The time is right for a European Retail Action Plan, but not for regulatory measures on trading practices
The Commission has published today a package consisting of a communication on a European Retail Action Plan and a Green Paper on unfair trading practices in the supply chains for food and non-food products.
We welcome the Retail Action Plan...
We expect that an effective and well-executed action plan will help to address the barriers to growth and development that retailers face. Many of these barriers are regulatory, and many are at national level, resulting in unnecessary restrictions to trade. As a result, retail cannot fulfil its full potential to create jobs, wealth, and consumer choice.
EuroCommerce Director-General, Christian Verschueren said, “We commend the European Commission for having recognised the role that retail can play as being part of the solution in these times of crisis. Retail can be an engine of growth and job creation, but for the engine to work, it needs a level playing field where trade can flow smoothly and predictably, where standards of consumer information and protection are harmonised and properly implemented everywhere, where unnecessary and distorting restrictions, taxes, and territorial supply constraints are lifted, where new forms and channels of commerce can flourish on a level-playing field, and where entrepreneurship and innovation are made easy and encouraged. This plan is definitely a step in the righty direction.”
Like any plan, the success of the Retail Action Plan will lie in its execution. We trust that the Commission will dedicate all its energy to make sure tangible results are achieved. The Retail Action Plan should create a single market for retail, by addressing barriers such as obstacles to establishment, promoting the development of e-commerce and innovation, and reducing the skills gap. “Many barriers happen at national level because of discrimination against certain forms of commerce, certain sizes of stores, or because of arbitrary taxes, or because of different and divergent interpretations of EU law. We trust that the Commission will make work of its zero-tolerance policy on the single market, and use of its moral authority towards Member States to ensure a true single market, 20 years after its supposed completion”, Verschueren added.

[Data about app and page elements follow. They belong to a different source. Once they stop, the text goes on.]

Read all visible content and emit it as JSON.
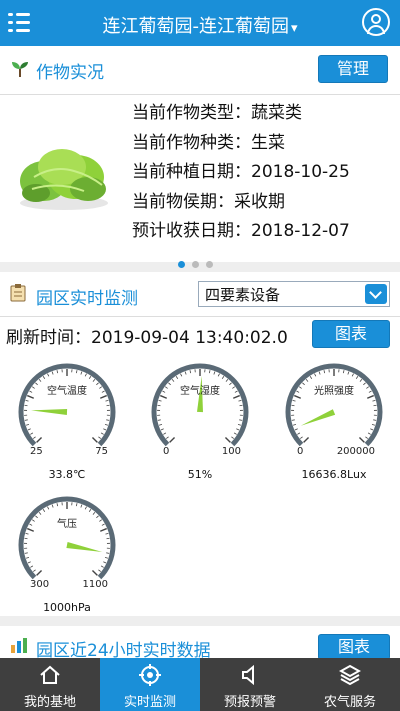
{
  "header": {
    "title": "连江葡萄园-连江葡萄园",
    "dropdown_icon": "chevron-down-icon",
    "menu_icon": "menu-icon",
    "user_icon": "user-icon"
  },
  "crop_section": {
    "title": "作物实况",
    "icon": "sprout-icon",
    "manage_label": "管理",
    "image": "lettuce-image",
    "info": [
      "当前作物类型：蔬菜类",
      "当前作物种类：生菜",
      "当前种植日期：2018-10-25",
      "当前物侯期：采收期",
      "预计收获日期：2018-12-07"
    ]
  },
  "monitor_section": {
    "title": "园区实时监测",
    "icon": "clipboard-icon",
    "device_select": "四要素设备",
    "refresh_text": "刷新时间：2019-09-04 13:40:02.0",
    "chart_label": "图表",
    "gauges": [
      {
        "label": "空气温度",
        "min": "25",
        "max": "75",
        "value": 33.8,
        "display": "33.8℃"
      },
      {
        "label": "空气湿度",
        "min": "0",
        "max": "100",
        "value": 51,
        "display": "51%"
      },
      {
        "label": "光照强度",
        "min": "0",
        "max": "200000",
        "value": 16636.8,
        "display": "16636.8Lux"
      },
      {
        "label": "气压",
        "min": "300",
        "max": "1100",
        "value": 1000,
        "display": "1000hPa"
      }
    ]
  },
  "history_section": {
    "title": "园区近24小时实时数据",
    "icon": "chart-icon",
    "chart_label": "图表"
  },
  "bottom_nav": [
    {
      "label": "我的基地",
      "icon": "home-icon",
      "active": false
    },
    {
      "label": "实时监测",
      "icon": "target-icon",
      "active": true
    },
    {
      "label": "预报预警",
      "icon": "speaker-icon",
      "active": false
    },
    {
      "label": "农气服务",
      "icon": "layers-icon",
      "active": false
    }
  ],
  "colors": {
    "primary": "#1a8fd8",
    "nav_bg": "#3f3f3f",
    "needle": "#8fd13a"
  }
}
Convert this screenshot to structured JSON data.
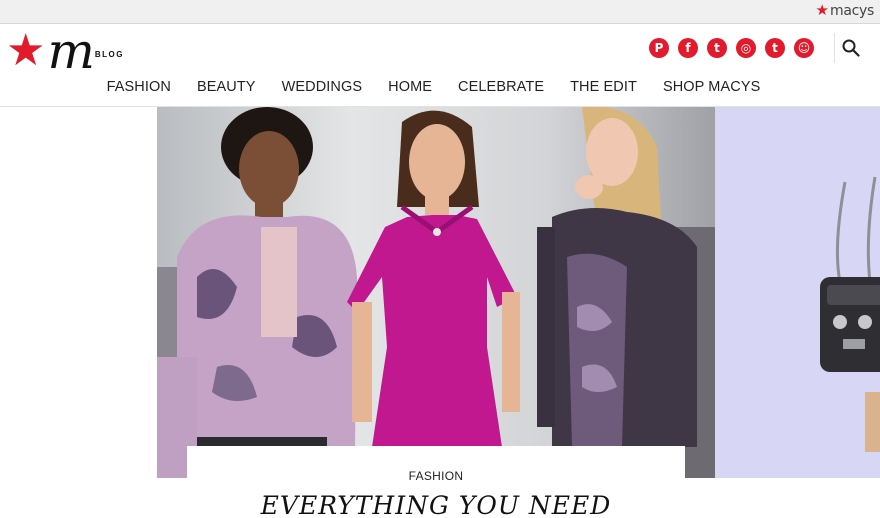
{
  "topbar": {
    "logo_text": "macys"
  },
  "brand": {
    "logo_letter": "m",
    "logo_tag": "BLOG"
  },
  "social": {
    "color": "#e21a2c",
    "items": [
      {
        "name": "pinterest-icon",
        "glyph": "P"
      },
      {
        "name": "facebook-icon",
        "glyph": "f"
      },
      {
        "name": "twitter-icon",
        "glyph": "t"
      },
      {
        "name": "instagram-icon",
        "glyph": "◎"
      },
      {
        "name": "tumblr-icon",
        "glyph": "t"
      },
      {
        "name": "snapchat-icon",
        "glyph": "☺"
      }
    ]
  },
  "nav": {
    "items": [
      "FASHION",
      "BEAUTY",
      "WEDDINGS",
      "HOME",
      "CELEBRATE",
      "THE EDIT",
      "SHOP MACYS"
    ]
  },
  "hero": {
    "category": "FASHION",
    "title": "EVERYTHING YOU NEED"
  },
  "colors": {
    "brand_red": "#e21a2c",
    "side_panel": "#d7d6f4",
    "dress_magenta": "#c1188f"
  }
}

We also welcome the proposal for a Retail Competitiveness Group, which will ensure the process has the impetus and the necessary structure to achieve tangible results that will help our sector deliver better service, better products and better prices for consumers, and for the European economy as a whole.
...but we will be vigilant and ask for a fact-based debate on the Green Paper on trading practices.
The Green Paper on business-to-business unfair trading practices in the food and non-food supply chain, however, is disappointing. With a title, some language, and an angle of approach that focuses on unfair trading practices, the consultation creates a stigma on retail. Overlooking the benefits that retail brings to consumers in terms of prices, choice and service through its constant emphasis on efficiency; it invites regulation on the sector as an option. Experience shows that regulation has not been very effective in managing trading relationships; it stiffens trade, entrepreneurship, and competition; it stifles innovation and job creation; it doesn’t solve the issue it was supposed to address.
Rather than focusing on the negative, EuroCommerce, together with other players in the food supply chain, has chosen to develop a set of good practices and a voluntary framework to implement those. In terms of promoting fairness in business-to-business relationships, this collaborative, voluntary initiative will deliver results faster and more effectively. We ask the Commission to give this self-regulatory initiative a fair chance to succeed and to consider it as a better option in these times of economic recession, low consumer confidence and reduced government budgets. EuroCommerce will present this initiative as the main thrust of its response to the consultation.
We will use the Green Paper as an opportunity to set the record straight on the value that retail brings to its suppliers, its consumers, and the European economy as a whole. We ask and trust that the European Institutions and stakeholders will opt for an informed, fact-based, approach in this important debate.
For further information, please contact:
Director of Advocacy & Communications
Tel: +32 2 737 05 99
EuroCommerce and the commerce sector
EuroCommerce represents the retail, wholesale and international trade sectors in Europe. Its membership includes commerce federations and companies in 31 European countries.
Commerce plays a unique role in the European economy, acting as the link between manufacturers and the nearly 500 million consumers across Europe over a billion times a day. It is a dynamic and labour-intensive sector, generating 11% of the EU’s GDP. One company out of three in Europe is active in the commerce sector. Over 99% of the 6 million companies in commerce are small and medium-sized enterprises. It also includes some of Europe’s most successful companies. The sector is a major source of employment creation: 33 million Europeans work in commerce, which is one of the few remaining job-creating activities in Europe. It also supports millions of dependent jobs throughout the supply chain from small local suppliers to international businesses.
Conor Mescall | EuroCommerce
Advocacy & Communications Assistant
T:+32 2 737 05 89 - www.eurocommerce.be